**What is being asked**
Go through the listing below and say how many lines include "podstawowe". Give the number by itself.

**Entries shown**
*** Begin section ***

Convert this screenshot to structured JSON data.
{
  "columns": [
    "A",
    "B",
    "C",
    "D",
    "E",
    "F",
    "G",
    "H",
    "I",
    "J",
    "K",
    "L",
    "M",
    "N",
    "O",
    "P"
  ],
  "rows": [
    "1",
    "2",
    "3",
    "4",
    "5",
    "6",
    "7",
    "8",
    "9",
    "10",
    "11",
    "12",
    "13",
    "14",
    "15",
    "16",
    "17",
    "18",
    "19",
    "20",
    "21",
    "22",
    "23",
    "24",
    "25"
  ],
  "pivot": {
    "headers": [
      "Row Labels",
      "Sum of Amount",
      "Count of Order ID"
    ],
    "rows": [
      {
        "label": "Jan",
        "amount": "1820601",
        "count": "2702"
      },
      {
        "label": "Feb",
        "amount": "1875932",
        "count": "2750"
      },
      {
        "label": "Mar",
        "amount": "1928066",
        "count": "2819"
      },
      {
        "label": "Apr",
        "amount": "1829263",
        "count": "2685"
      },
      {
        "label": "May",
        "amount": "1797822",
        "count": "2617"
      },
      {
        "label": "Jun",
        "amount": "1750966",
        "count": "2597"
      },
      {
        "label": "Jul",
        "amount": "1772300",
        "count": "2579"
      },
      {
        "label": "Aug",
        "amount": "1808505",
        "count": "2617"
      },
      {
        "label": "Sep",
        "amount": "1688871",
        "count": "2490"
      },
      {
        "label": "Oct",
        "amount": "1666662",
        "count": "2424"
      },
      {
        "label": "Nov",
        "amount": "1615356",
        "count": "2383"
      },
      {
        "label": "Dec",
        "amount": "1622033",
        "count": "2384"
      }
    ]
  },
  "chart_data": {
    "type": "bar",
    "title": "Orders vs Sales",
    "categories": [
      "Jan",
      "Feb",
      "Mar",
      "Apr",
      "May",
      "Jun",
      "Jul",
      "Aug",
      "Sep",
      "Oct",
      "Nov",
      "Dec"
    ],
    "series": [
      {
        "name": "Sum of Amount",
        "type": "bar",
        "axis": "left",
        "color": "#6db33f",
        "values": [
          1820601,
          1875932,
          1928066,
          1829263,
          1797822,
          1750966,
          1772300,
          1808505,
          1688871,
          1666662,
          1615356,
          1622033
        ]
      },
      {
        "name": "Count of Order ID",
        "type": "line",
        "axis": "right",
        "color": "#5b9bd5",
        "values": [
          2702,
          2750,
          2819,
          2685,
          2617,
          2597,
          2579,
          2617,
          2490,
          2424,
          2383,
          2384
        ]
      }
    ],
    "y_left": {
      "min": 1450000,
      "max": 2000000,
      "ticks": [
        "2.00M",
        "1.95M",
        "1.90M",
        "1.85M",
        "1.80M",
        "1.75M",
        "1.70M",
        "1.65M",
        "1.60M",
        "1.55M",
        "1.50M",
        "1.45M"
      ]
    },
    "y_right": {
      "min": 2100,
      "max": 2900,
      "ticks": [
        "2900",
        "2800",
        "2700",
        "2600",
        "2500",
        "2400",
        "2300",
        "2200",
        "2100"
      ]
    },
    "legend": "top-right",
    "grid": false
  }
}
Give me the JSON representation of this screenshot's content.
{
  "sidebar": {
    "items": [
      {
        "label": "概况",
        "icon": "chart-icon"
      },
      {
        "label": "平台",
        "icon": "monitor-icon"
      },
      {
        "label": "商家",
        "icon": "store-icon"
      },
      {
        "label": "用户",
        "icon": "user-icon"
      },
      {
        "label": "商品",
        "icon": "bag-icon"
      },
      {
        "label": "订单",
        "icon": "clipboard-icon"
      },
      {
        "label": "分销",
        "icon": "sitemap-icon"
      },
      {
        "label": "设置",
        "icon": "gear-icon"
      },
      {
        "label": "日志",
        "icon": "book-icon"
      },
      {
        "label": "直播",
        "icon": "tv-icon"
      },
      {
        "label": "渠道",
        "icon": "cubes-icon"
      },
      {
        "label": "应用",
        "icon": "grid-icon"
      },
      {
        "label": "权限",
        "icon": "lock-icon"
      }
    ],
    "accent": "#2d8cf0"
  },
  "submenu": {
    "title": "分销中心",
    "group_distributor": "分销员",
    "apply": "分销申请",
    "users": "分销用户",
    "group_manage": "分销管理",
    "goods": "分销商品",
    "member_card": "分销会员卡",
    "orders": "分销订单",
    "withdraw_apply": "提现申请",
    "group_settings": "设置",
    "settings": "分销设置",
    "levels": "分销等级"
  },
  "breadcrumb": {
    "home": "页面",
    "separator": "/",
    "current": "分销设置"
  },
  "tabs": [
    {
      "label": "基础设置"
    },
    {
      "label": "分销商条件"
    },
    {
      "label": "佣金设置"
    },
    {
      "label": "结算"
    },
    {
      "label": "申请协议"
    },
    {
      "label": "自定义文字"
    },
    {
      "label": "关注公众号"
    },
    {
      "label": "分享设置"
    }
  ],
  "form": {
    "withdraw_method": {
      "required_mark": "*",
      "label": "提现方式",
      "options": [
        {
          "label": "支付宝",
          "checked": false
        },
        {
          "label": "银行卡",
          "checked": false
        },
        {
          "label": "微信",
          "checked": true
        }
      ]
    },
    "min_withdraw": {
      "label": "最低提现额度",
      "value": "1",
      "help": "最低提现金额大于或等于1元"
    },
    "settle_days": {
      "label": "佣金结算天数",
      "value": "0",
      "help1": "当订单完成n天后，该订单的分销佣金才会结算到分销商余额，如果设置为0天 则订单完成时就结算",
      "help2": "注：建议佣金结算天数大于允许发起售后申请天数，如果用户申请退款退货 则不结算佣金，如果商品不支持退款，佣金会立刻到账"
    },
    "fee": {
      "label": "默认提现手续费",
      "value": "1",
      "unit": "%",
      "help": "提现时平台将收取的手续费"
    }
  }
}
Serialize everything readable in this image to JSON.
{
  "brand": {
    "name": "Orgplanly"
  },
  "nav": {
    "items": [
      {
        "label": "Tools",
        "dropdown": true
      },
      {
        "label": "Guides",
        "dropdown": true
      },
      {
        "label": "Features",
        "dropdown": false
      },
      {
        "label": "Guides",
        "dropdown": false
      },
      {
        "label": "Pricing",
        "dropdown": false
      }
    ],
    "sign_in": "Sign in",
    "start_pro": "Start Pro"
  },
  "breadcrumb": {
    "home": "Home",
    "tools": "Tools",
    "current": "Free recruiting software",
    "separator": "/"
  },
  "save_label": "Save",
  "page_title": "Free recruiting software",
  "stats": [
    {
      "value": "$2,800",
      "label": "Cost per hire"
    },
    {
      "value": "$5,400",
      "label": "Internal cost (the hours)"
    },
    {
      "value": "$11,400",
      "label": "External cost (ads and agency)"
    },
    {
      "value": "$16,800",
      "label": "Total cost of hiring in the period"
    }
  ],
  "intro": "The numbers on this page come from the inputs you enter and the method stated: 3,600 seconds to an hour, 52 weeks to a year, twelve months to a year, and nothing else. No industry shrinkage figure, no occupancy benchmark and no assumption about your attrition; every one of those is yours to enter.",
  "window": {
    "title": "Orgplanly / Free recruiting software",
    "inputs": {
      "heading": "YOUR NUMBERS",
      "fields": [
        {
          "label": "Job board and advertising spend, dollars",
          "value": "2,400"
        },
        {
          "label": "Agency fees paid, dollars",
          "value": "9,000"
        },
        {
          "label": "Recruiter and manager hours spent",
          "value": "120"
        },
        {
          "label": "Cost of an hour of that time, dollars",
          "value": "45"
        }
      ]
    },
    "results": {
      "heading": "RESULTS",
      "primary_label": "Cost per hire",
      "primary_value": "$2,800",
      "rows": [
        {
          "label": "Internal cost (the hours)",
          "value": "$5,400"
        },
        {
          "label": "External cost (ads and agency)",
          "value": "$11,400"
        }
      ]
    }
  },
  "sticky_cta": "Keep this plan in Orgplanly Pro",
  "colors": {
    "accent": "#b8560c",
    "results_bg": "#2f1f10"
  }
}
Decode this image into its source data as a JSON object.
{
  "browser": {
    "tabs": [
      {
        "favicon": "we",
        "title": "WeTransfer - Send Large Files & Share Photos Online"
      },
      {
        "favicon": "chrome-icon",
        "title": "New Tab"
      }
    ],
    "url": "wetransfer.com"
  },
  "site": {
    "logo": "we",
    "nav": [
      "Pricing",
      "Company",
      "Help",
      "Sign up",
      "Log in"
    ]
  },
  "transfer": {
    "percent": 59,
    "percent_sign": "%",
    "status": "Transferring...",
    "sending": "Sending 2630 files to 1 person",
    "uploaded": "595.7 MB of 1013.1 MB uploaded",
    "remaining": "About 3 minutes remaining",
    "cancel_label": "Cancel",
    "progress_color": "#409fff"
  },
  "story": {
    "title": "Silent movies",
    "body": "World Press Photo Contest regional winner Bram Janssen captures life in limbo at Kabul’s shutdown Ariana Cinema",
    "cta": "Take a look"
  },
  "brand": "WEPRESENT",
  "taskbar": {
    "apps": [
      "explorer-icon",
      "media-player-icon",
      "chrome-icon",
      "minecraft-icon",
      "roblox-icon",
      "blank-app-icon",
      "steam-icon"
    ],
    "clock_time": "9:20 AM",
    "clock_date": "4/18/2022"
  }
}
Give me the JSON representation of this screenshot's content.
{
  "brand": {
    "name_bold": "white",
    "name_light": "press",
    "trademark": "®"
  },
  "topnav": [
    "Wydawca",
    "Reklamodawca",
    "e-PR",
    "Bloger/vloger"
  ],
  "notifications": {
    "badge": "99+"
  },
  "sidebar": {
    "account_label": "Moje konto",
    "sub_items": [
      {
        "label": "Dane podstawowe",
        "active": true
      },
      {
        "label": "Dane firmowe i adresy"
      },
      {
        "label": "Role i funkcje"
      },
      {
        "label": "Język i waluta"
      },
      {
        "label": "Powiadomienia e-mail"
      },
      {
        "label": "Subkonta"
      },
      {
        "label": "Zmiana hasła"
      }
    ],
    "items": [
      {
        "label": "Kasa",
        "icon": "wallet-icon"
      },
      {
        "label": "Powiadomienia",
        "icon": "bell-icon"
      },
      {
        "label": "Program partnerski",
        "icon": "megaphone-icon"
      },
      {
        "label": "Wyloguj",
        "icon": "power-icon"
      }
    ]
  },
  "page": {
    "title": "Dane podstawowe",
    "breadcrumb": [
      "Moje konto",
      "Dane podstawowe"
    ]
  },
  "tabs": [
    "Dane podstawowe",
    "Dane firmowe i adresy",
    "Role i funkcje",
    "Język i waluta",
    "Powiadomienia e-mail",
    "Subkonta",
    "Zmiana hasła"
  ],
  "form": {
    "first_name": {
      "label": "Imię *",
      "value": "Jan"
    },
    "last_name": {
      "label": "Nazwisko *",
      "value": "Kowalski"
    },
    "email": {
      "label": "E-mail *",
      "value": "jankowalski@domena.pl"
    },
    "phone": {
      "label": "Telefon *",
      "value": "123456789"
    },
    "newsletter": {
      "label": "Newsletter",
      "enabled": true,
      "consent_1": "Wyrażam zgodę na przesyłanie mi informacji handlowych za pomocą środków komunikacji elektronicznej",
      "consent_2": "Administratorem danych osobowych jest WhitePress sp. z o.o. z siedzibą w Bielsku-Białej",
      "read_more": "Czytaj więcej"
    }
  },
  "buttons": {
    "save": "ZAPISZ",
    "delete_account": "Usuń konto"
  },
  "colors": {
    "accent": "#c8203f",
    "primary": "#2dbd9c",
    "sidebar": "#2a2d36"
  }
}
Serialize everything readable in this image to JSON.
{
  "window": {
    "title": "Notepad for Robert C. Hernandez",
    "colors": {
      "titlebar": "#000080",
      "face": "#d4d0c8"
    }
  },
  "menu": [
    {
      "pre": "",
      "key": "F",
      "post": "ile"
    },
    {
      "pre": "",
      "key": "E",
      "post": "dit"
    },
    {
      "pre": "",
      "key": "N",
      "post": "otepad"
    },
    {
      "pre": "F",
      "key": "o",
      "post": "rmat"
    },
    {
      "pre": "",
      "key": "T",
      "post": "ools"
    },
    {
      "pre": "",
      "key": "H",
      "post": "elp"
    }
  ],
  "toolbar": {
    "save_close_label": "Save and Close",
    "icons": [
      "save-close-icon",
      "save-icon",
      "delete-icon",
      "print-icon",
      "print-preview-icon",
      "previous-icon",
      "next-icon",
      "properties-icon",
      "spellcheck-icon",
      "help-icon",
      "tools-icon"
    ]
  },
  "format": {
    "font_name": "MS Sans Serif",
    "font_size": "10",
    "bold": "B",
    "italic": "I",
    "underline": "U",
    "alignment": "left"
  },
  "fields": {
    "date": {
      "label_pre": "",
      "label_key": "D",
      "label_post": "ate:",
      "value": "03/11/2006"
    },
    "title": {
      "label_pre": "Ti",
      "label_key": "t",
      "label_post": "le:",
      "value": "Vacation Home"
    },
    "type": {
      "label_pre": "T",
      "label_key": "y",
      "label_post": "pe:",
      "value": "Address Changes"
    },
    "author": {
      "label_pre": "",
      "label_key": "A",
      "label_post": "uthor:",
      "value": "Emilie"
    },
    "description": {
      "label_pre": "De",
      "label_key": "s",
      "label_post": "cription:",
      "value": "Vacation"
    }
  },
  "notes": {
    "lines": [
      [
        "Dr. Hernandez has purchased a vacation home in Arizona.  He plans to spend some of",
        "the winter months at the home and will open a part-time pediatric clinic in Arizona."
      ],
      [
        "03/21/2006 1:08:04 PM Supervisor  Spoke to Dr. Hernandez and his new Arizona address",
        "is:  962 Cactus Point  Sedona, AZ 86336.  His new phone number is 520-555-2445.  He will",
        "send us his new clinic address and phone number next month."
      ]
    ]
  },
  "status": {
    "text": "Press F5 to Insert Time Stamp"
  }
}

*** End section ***

**Result of the task**
4